“Romans 6:13 says that God demands that we surrender the totality of our selves; He wants the whole, not a part: ‘Do not offer any part of yourself to sin as an instrument of wickedness, but rather offer yourselves to God as those who have been brought from death to life; and offer every part of yourself to him as an instrument of righteousness.’ Jesus said that His followers must deny themselves (Mark 8:34)—another call to surrender.
“The goal of the Christian life can be summed up by Galatians 2:20: ‘I have been crucified with Christ.

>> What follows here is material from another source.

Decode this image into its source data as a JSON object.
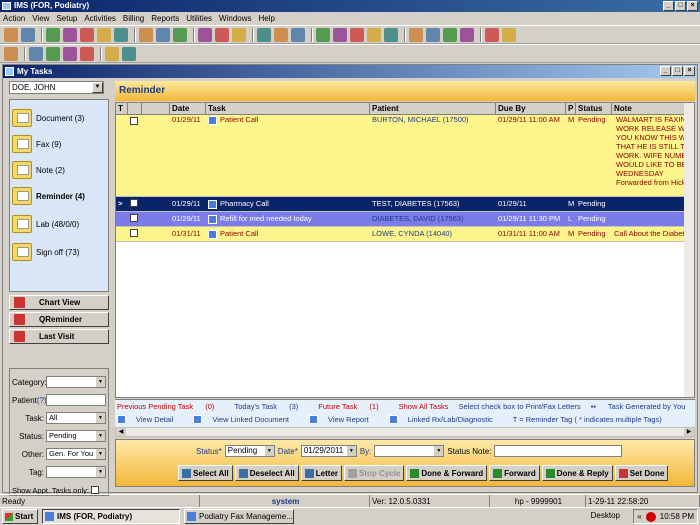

It is no longer I who live, but Christ who lives in me. And the life I now live in the flesh I live by faith in the Son of God, who loved me and gave himself for me.’ Such a life of surrender is pleasing to God, results in the greatest human fulfillment, and will reap ultimate rewards in heaven (Luke 6:22-23).”
The Confederates and Gen. Lee weren’t happy to give up. They fought right to the end—Private Jesse H. Hutchins joined the Confederate Army in the first days of the Civil War, served in almost every major battle in the East, and was shot and killed in a skirmish very near Appomattox just hours before Lee surrendered (his grave is in the Confederate cemetery there). But Lee’s troops were worn, weary and desperate. “There is nothing left for me to do but go and see General Grant,” Lee admitted, “and I would rather die a thousand deaths.”
And yet I imagine there was a sense of relief as well. No more battles—just going home. Rest at last from the misery and pain of war.
Surrender to God also involves those same two emotions. It’s tough to relinquish our rights to live as we please and yield instead to God’s will. But oh, the release! When we finally come to the end of ourselves and realize we can’t always fix our circumstances and problems, when we’re tired of fighting the constant inner battle between doing what’s right and best and our self-centered desires, then there’s freedom in admitting, “I give up. I can’t keep on the way I’ve been going. I’m tired. There’s nothing left for me to do but go to You. You take over, Lord.”
Gen. Grant was gracious in his terms of surrender–no mass imprisonments or executions, no parading of defeated enemies. As President Lincoln had concluded in his second inaugural address a little over a month earlier, the goal was to “bind up the nation’s wounds [and] achieve and cherish a just, and a lasting peace,” rather than exact vengeance.
Our General offers the same terms. “Come to Me, all who are weary and heavy laden, and I will give you rest. Take My yoke upon you and learn from Me, for I am gentle and humble in heart, and you will find rest for your souls. For My yoke is easy and My burden is light” (Matthew 11:28-30). “Peace I leave with you; My peace I give you;not as the world gives do I give to you. Do not let your heart be troubled, nor let it be afraid” (John 14:27).
All to Jesus I surrender,
All to Him I freely give;
I will ever love and trust Him,
In His presence daily live.
I surrender all,
I surrender all;
All to Thee, my blessed Savior,
I surrender all.